US8575867Dec 3, 2009Nov 5, 2013Cornell UniversityElectric field-guided particle accelerator, method, and applications
US20070171015 *Jan 19, 2007Jul 26, 2007Massachusetts Institute Of TechnologyHigh-Field Superconducting Synchrocyclotron
US20070176699 *Mar 29, 2005Aug 2, 2007Japan As Represented By The President Of National Cardiovascular CenterParticle beam accelerator
US20090206967 *Apr 17, 2009Aug 20, 2009Massachusetts Institute Of TechnologyHigh-Field Synchrocyclotron
US20090267543 *Apr 28, 2009Oct 29, 2009Bermuth JoergBetatron with a removable accelerator block
US20100282978 *May 5, 2009Nov 11, 2010Jonas NorlingIsotope production system and cyclotron
US20100282979 *May 5, 2009Nov 11, 2010Jonas NorlingIsotope production system and cyclotron having a magnet yoke with a pump acceptance cavity
WO2005094142A2 *Mar 29, 2005Oct 6, 2005Japan As Represented By The President Of National Cardiovascular CenterParticle beam accelerator
WO2005094142A3 *Mar 29, 2005Jun 8, 2006Nat Cardiovascular CtParticle beam accelerator
WO2008052616A1 *Sep 6, 2007May 8, 2008Smiths Heimann GmbhBetatron comprising a removable accelerator block
Classifications
U.S. Classification313/62, 315/502
International ClassificationH05H11/00, H05H13/00

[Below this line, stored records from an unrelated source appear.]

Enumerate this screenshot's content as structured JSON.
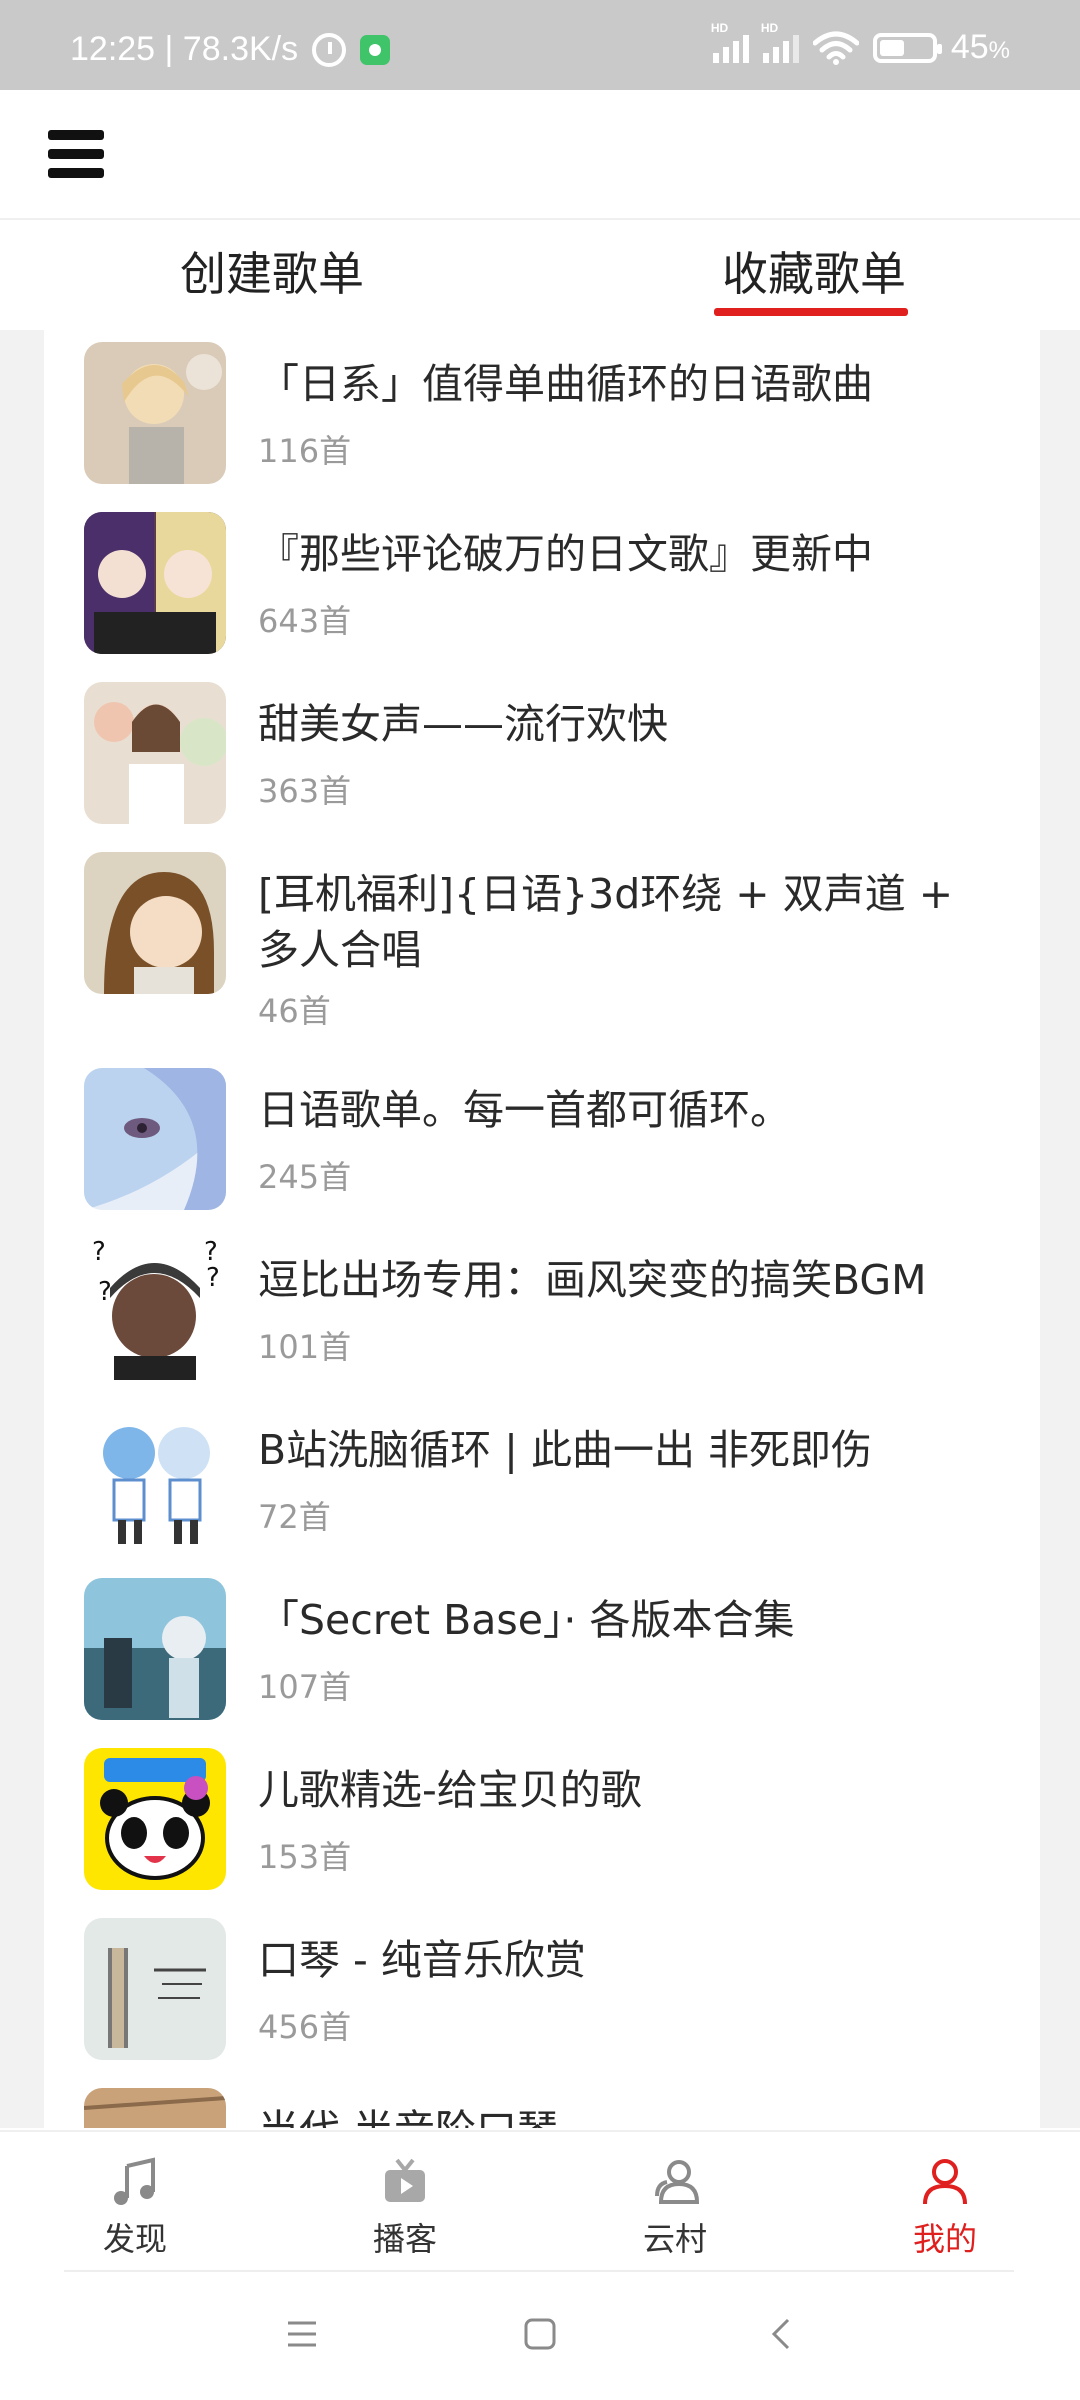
{
  "status_bar": {
    "time_speed": "12:25 | 78.3K/s",
    "signal1_label": "HD",
    "signal2_label": "HD",
    "battery_percent": "45",
    "battery_unit": "%"
  },
  "tabs": {
    "created": "创建歌单",
    "collected": "收藏歌单",
    "active": "collected"
  },
  "playlists": [
    {
      "title": "「日系」值得单曲循环的日语歌曲",
      "count": "116首"
    },
    {
      "title": "『那些评论破万的日文歌』更新中",
      "count": "643首"
    },
    {
      "title": "甜美女声——流行欢快",
      "count": "363首"
    },
    {
      "title": "[耳机福利]{日语}3d环绕 + 双声道 + 多人合唱",
      "count": "46首"
    },
    {
      "title": "日语歌单。每一首都可循环。",
      "count": "245首"
    },
    {
      "title": "逗比出场专用：画风突变的搞笑BGM",
      "count": "101首"
    },
    {
      "title": "B站洗脑循环 | 此曲一出 非死即伤",
      "count": "72首"
    },
    {
      "title": "「Secret Base」· 各版本合集",
      "count": "107首"
    },
    {
      "title": "儿歌精选-给宝贝的歌",
      "count": "153首"
    },
    {
      "title": "口琴 - 纯音乐欣赏",
      "count": "456首"
    },
    {
      "title": "当代 半音阶口琴",
      "count": ""
    }
  ],
  "bottom_nav": [
    {
      "label": "发现",
      "icon": "music-note-icon",
      "active": false
    },
    {
      "label": "播客",
      "icon": "podcast-tv-icon",
      "active": false
    },
    {
      "label": "云村",
      "icon": "community-users-icon",
      "active": false
    },
    {
      "label": "我的",
      "icon": "profile-icon",
      "active": true
    }
  ],
  "colors": {
    "accent": "#e0201f",
    "text": "#2a2a2a",
    "muted": "#9a9a9a",
    "nav_inactive": "#999999"
  }
}
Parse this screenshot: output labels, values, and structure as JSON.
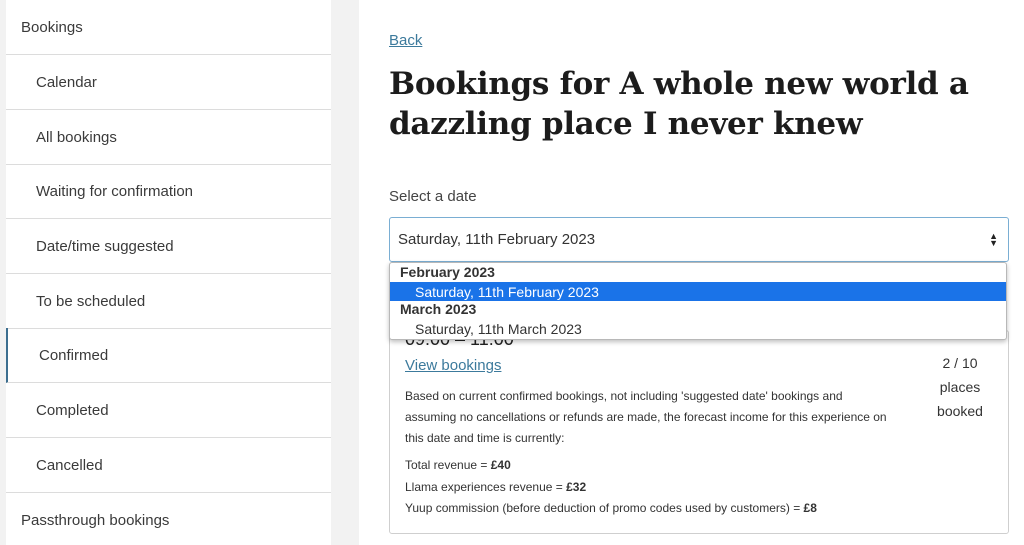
{
  "sidebar": {
    "items": [
      {
        "label": "Bookings"
      },
      {
        "label": "Calendar"
      },
      {
        "label": "All bookings"
      },
      {
        "label": "Waiting for confirmation"
      },
      {
        "label": "Date/time suggested"
      },
      {
        "label": "To be scheduled"
      },
      {
        "label": "Confirmed"
      },
      {
        "label": "Completed"
      },
      {
        "label": "Cancelled"
      },
      {
        "label": "Passthrough bookings"
      }
    ]
  },
  "main": {
    "back_label": "Back",
    "title": "Bookings for A whole new world a dazzling place I never knew",
    "select_label": "Select a date",
    "selected_date": "Saturday, 11th February 2023",
    "dropdown": {
      "groups": [
        {
          "label": "February 2023",
          "options": [
            "Saturday, 11th February 2023"
          ]
        },
        {
          "label": "March 2023",
          "options": [
            "Saturday, 11th March 2023"
          ]
        }
      ]
    },
    "slot": {
      "time": "09:00 – 11:00",
      "view_bookings_label": "View bookings",
      "capacity_count": "2 / 10",
      "capacity_word1": "places",
      "capacity_word2": "booked",
      "forecast_text": "Based on current confirmed bookings, not including 'suggested date' bookings and assuming no cancellations or refunds are made, the forecast income for this experience on this date and time is currently:",
      "total_revenue_label": "Total revenue = ",
      "total_revenue_value": "£40",
      "llama_revenue_label": "Llama experiences revenue = ",
      "llama_revenue_value": "£32",
      "commission_label": "Yuup commission (before deduction of promo codes used by customers) = ",
      "commission_value": "£8"
    }
  },
  "colors": {
    "link": "#3c7a9c",
    "active_border": "#3c6e8f",
    "select_border": "#7aaed3",
    "dropdown_highlight": "#1a73e8"
  }
}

Cooperative ClassificationH05H13/00, H05H11/00
European ClassificationH05H13/00, H05H11/00